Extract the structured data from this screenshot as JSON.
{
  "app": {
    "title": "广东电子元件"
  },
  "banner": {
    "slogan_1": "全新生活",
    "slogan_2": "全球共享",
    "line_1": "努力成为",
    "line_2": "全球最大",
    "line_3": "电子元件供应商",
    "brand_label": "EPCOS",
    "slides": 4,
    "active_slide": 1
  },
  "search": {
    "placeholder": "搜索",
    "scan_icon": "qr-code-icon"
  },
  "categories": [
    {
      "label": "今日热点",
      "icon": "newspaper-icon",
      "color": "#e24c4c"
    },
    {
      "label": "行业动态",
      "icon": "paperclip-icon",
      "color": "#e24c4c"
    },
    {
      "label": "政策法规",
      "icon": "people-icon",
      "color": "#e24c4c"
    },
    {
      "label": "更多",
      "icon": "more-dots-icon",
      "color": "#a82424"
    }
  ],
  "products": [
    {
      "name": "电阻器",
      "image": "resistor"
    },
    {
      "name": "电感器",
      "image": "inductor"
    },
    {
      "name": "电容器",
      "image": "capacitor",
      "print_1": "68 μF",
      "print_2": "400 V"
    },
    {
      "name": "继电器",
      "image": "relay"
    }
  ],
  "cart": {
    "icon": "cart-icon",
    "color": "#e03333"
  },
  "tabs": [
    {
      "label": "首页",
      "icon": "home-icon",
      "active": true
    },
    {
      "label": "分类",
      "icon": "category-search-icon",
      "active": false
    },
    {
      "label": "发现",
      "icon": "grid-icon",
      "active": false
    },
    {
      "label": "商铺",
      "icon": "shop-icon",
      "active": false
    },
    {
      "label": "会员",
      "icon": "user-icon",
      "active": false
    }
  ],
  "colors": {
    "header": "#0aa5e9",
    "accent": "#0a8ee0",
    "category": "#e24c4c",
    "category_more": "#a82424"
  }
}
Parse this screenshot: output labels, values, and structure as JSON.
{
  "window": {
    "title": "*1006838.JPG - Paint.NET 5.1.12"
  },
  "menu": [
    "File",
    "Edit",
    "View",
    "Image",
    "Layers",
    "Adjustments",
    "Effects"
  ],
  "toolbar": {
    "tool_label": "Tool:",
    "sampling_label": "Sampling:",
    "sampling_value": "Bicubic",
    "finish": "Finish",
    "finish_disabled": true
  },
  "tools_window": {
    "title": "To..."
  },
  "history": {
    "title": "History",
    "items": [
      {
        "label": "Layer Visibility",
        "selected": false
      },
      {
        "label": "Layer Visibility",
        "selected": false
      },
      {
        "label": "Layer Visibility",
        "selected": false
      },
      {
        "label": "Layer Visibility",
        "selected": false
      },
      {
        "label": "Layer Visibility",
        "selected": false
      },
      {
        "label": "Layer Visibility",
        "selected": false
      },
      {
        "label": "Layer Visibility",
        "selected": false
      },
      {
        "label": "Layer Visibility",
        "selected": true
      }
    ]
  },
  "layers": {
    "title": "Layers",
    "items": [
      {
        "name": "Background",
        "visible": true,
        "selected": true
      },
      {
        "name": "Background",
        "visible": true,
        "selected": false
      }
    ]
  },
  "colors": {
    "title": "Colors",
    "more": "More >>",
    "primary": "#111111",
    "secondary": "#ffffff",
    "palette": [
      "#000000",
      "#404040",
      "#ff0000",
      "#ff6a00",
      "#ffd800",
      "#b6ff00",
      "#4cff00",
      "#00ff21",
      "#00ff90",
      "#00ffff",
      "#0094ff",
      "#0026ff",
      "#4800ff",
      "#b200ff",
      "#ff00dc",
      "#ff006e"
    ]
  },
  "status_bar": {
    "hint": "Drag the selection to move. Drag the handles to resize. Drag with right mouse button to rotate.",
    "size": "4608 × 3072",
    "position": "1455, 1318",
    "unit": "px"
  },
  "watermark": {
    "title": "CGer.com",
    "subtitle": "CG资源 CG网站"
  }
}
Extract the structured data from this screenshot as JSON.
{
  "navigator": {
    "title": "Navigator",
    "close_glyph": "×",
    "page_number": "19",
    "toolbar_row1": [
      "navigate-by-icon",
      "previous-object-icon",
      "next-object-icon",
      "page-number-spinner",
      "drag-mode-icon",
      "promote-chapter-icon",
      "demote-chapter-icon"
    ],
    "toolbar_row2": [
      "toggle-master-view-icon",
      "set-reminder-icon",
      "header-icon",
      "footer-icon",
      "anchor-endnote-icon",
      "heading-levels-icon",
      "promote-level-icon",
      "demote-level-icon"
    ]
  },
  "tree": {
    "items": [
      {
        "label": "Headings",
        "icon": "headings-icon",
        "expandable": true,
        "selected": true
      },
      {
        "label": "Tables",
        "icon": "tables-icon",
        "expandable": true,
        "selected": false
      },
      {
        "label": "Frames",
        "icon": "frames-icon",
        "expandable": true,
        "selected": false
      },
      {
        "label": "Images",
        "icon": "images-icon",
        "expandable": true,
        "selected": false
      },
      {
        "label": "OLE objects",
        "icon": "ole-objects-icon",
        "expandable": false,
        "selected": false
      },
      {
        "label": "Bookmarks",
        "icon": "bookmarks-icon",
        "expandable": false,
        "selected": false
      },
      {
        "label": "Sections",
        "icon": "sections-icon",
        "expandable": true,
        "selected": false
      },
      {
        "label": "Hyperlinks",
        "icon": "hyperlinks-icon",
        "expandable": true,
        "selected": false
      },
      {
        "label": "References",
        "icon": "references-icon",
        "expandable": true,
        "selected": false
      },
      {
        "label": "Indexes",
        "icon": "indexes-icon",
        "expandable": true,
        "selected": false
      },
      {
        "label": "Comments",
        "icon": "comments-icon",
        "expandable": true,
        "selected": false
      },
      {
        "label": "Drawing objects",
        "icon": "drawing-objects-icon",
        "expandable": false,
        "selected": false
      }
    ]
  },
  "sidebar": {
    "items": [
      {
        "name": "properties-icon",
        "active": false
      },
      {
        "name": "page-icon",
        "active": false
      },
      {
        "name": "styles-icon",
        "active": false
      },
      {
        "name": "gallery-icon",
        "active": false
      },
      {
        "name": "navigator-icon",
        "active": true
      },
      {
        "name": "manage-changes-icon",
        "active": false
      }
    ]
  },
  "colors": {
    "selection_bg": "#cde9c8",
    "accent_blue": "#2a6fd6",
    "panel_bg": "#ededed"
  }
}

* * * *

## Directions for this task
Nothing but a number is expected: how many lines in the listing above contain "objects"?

## Exercise result
4